Employment contracts, partnership agreements, and related legal documents that restrain an attorney from representing clients are not enforceable, except for agreements regarding retirement benefits. Limited, reasonable restrictions may also be included in contracts for the sale of a law practice. § 3-505.6(a) Nebraska Supreme Court Rules.
Case settlements that limit an attorney’s ability to practice in the future are also unenforceable. § 3-505.6(b) Nebraska Supreme Court Rules.
It is unclear whether terminating an employee will make a non-compete agreement unenforceable.
The party seeking to enforce a non-compete agreement has the burden of proving that the agreement is reasonable and necessary to protect a legitimate business interest. (Sec. Acceptance Corp. v. Brown (1960)).
Continued employment appears to be adequate consideration to enforce a non-compete agreement. (Sec. Acceptance Corp. v. Brown (1960)).
There is no maximum term in statutes or case law. Nebraska courts evaluate the agreement as a whole and consider time alongside geographic limitation and scope of restraint.
Agreements lasting one year have recently been upheld when they are limited to the employer’s former clients (C & L Indus., Inc. v. Kiviranta (2005)) or a limited geographic area ((H & R Block Tax Servs., Inc. v. Circle A Enterprises, Inc. (2005)) and stuck down when they are not (Unlimited Opportunity, Inc. v. Waadah (2015)).

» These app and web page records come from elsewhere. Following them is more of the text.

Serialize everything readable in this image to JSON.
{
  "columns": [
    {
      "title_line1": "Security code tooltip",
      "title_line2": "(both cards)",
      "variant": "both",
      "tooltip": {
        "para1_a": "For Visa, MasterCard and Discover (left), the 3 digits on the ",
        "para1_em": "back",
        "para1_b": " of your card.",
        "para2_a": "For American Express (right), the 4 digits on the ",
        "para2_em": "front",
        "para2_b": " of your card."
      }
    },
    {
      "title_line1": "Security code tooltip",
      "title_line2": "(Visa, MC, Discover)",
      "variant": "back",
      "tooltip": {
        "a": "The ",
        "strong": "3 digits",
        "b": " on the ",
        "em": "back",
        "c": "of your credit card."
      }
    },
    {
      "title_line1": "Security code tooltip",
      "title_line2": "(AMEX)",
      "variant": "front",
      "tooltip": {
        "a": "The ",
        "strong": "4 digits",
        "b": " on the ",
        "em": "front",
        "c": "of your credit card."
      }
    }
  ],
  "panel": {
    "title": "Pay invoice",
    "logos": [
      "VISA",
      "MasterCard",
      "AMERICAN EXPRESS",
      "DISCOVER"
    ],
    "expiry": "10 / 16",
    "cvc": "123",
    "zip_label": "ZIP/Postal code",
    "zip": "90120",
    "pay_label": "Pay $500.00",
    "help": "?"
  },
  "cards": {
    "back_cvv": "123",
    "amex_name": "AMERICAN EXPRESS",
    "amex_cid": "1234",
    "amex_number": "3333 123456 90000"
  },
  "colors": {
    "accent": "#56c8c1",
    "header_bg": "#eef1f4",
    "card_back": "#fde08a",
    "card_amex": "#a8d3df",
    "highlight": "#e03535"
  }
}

Nebraska courts will not modify an unreasonable non-compete agreement to make it enforceable; the agreement will either be enforced as written or not enforced at all. CAE Vanguard, Inc. v. Newman (1994).